- [Task requirements]:
Could you say how many lines below contain the word "Highest"? Give the number with no other text.

- [Component data from apps and pages]:
::::

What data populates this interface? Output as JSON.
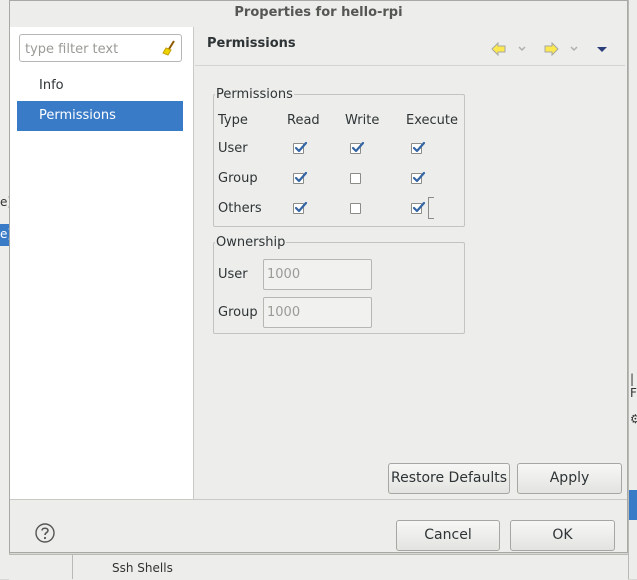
{
  "dialog": {
    "title": "Properties for hello-rpi"
  },
  "left_pane": {
    "filter_placeholder": "type filter text",
    "items": [
      {
        "label": "Info",
        "selected": false
      },
      {
        "label": "Permissions",
        "selected": true
      }
    ]
  },
  "page": {
    "title": "Permissions"
  },
  "permissions": {
    "group_label": "Permissions",
    "headers": [
      "Type",
      "Read",
      "Write",
      "Execute"
    ],
    "rows": [
      {
        "type": "User",
        "read": true,
        "write": true,
        "execute": true
      },
      {
        "type": "Group",
        "read": true,
        "write": false,
        "execute": true
      },
      {
        "type": "Others",
        "read": true,
        "write": false,
        "execute": true
      }
    ]
  },
  "ownership": {
    "group_label": "Ownership",
    "user_label": "User",
    "user_value": "1000",
    "group_label_field": "Group",
    "group_value": "1000"
  },
  "buttons": {
    "restore_defaults": "Restore Defaults",
    "apply": "Apply",
    "cancel": "Cancel",
    "ok": "OK"
  },
  "background": {
    "left_text_1": "e]",
    "left_text_2": "e]",
    "right_text_1": "| F",
    "right_text_2": "⚙",
    "bottom_text": "Ssh Shells"
  },
  "colors": {
    "selection": "#3a7bc8",
    "check": "#3465a4"
  }
}
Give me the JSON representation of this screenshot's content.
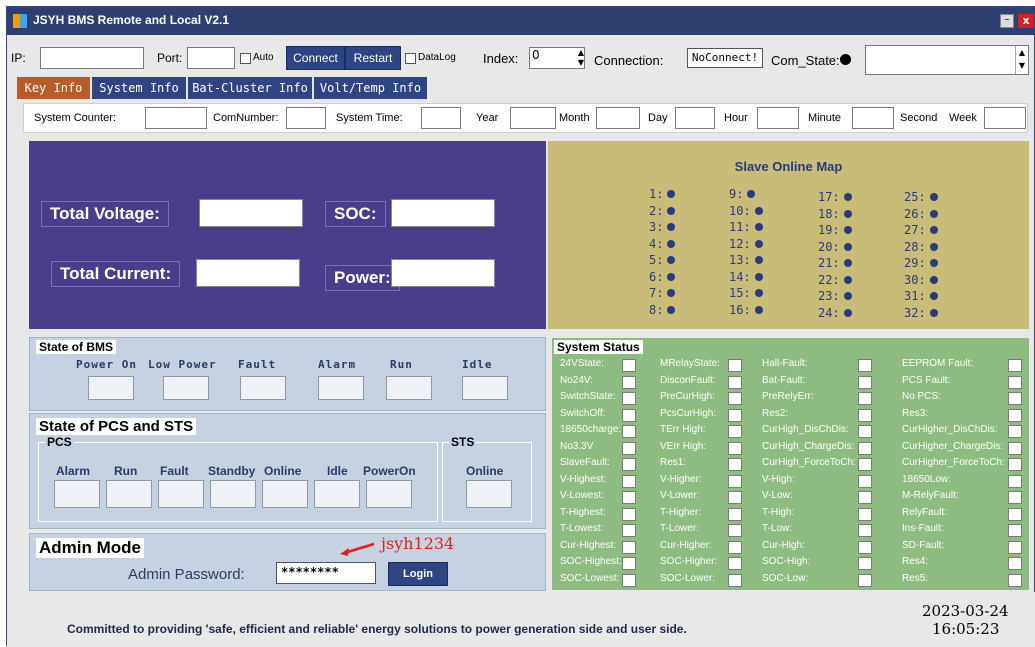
{
  "titlebar": {
    "title": "JSYH BMS Remote and Local V2.1",
    "min": "–",
    "close": "x"
  },
  "toolbar": {
    "ip_label": "IP:",
    "port_label": "Port:",
    "auto_label": "Auto",
    "connect_label": "Connect",
    "restart_label": "Restart",
    "datalog_label": "DataLog",
    "index_label": "Index:",
    "index_value": "0",
    "connection_label": "Connection:",
    "connection_value": "NoConnect!",
    "comstate_label": "Com_State:"
  },
  "tabs": [
    "Key Info",
    "System Info",
    "Bat-Cluster Info",
    "Volt/Temp Info"
  ],
  "strip": {
    "system_counter": "System Counter:",
    "comnumber": "ComNumber:",
    "system_time": "System Time:",
    "year": "Year",
    "month": "Month",
    "day": "Day",
    "hour": "Hour",
    "minute": "Minute",
    "second": "Second",
    "week": "Week"
  },
  "key": {
    "total_voltage": "Total Voltage:",
    "soc": "SOC:",
    "total_current": "Total Current:",
    "power": "Power:"
  },
  "slave_map": {
    "title": "Slave Online Map",
    "items": [
      "1:",
      "2:",
      "3:",
      "4:",
      "5:",
      "6:",
      "7:",
      "8:",
      "9:",
      "10:",
      "11:",
      "12:",
      "13:",
      "14:",
      "15:",
      "16:",
      "17:",
      "18:",
      "19:",
      "20:",
      "21:",
      "22:",
      "23:",
      "24:",
      "25:",
      "26:",
      "27:",
      "28:",
      "29:",
      "30:",
      "31:",
      "32:"
    ]
  },
  "bms_state": {
    "title": "State of BMS",
    "labels": [
      "Power On",
      "Low Power",
      "Fault",
      "Alarm",
      "Run",
      "Idle"
    ]
  },
  "pcs_sts": {
    "title": "State of PCS and STS",
    "pcs_title": "PCS",
    "sts_title": "STS",
    "pcs_labels": [
      "Alarm",
      "Run",
      "Fault",
      "Standby",
      "Online",
      "Idle",
      "PowerOn"
    ],
    "sts_labels": [
      "Online"
    ]
  },
  "admin": {
    "title": "Admin Mode",
    "password_label": "Admin Password:",
    "password_value": "********",
    "annotation": "jsyh1234",
    "login_label": "Login"
  },
  "system_status": {
    "title": "System Status",
    "col1": [
      "24VState:",
      "No24V:",
      "SwitchState:",
      "SwitchOff:",
      "18650charge:",
      "No3.3V",
      "SlaveFault:",
      "V-Highest:",
      "V-Lowest:",
      "T-Highest:",
      "T-Lowest:",
      "Cur-Highest:",
      "SOC-Highest:",
      "SOC-Lowest:"
    ],
    "col2": [
      "MRelayState:",
      "DisconFault:",
      "PreCurHigh:",
      "PcsCurHigh:",
      "TErr High:",
      "VErr High:",
      "Res1:",
      "V-Higher:",
      "V-Lower:",
      "T-Higher:",
      "T-Lower:",
      "Cur-Higher:",
      "SOC-Higher:",
      "SOC-Lower:"
    ],
    "col3": [
      "Hall-Fault:",
      "Bat-Fault:",
      "PreRelyErr:",
      "Res2:",
      "CurHigh_DisChDis:",
      "CurHigh_ChargeDis:",
      "CurHigh_ForceToCh:",
      "V-High:",
      "V-Low:",
      "T-High:",
      "T-Low:",
      "Cur-High:",
      "SOC-High:",
      "SOC-Low:"
    ],
    "col4": [
      "EEPROM Fault:",
      "PCS Fault:",
      "No PCS:",
      "Res3:",
      "CurHigher_DisChDis:",
      "CurHigher_ChargeDis:",
      "CurHigher_ForceToCh:",
      "18650Low:",
      "M-RelyFault:",
      "RelyFault:",
      "Ins-Fault:",
      "SD-Fault:",
      "Res4:",
      "Res5:"
    ]
  },
  "footer": {
    "motto": "Committed to providing 'safe, efficient and reliable' energy solutions to power generation side and user side.",
    "date": "2023-03-24",
    "time": "16:05:23"
  },
  "colors": {
    "titlebar": "#2e3f72",
    "blue_panel": "#4a3e8c",
    "olive_panel": "#c8bc78",
    "green_panel": "#8ebc80",
    "active_tab": "#b85d2a",
    "annotation": "#e0201a"
  }
}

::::

- [Written solution]:
4